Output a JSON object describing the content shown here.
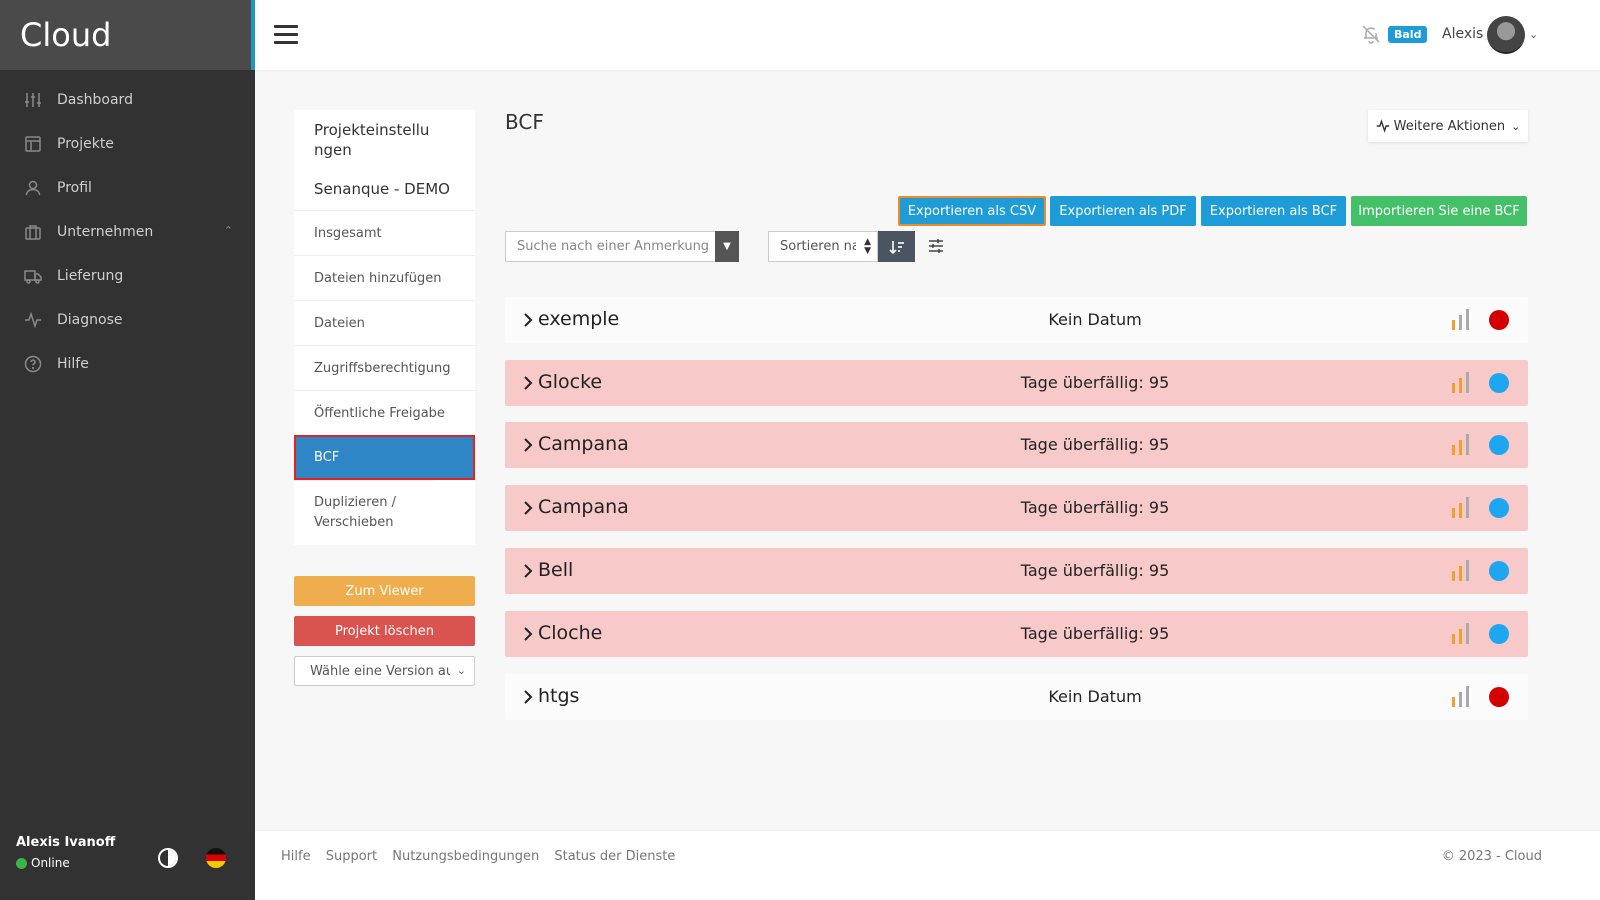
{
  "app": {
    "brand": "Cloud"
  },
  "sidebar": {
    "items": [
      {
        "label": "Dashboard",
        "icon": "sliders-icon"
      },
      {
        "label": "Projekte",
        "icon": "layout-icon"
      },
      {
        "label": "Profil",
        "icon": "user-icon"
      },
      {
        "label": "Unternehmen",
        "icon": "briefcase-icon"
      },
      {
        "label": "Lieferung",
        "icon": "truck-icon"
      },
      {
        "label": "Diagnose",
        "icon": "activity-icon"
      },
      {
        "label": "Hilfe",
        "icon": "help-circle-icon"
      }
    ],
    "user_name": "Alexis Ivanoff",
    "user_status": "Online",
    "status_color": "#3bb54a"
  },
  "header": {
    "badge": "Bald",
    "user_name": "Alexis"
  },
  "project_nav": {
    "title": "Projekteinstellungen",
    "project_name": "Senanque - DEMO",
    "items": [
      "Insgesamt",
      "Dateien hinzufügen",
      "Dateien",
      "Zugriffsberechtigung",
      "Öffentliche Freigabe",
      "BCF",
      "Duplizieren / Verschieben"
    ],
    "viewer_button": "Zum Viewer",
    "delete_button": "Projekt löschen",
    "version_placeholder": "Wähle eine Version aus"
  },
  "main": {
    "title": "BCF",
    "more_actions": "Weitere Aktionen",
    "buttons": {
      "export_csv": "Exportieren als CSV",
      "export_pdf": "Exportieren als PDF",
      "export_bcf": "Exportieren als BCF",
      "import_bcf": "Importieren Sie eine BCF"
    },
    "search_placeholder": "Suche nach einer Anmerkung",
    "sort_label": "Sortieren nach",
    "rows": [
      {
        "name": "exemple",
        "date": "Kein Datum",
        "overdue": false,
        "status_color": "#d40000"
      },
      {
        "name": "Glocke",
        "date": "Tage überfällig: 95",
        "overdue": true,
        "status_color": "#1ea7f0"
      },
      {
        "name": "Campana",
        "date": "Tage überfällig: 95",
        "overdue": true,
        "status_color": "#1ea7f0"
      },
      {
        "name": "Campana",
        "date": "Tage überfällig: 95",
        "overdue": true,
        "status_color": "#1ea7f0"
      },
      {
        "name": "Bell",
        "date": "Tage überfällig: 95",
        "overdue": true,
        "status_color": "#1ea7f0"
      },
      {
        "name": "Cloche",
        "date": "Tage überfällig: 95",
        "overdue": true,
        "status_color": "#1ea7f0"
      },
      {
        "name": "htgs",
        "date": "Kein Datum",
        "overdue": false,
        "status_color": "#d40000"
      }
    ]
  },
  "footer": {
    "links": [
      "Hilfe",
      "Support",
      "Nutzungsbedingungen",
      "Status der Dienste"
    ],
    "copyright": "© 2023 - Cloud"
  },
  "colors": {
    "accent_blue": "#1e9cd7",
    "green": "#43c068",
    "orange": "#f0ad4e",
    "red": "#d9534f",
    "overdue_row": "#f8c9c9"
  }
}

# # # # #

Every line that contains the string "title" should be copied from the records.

§ Answer to the problem
    "title": "Projekteinstellungen",
    "title": "BCF",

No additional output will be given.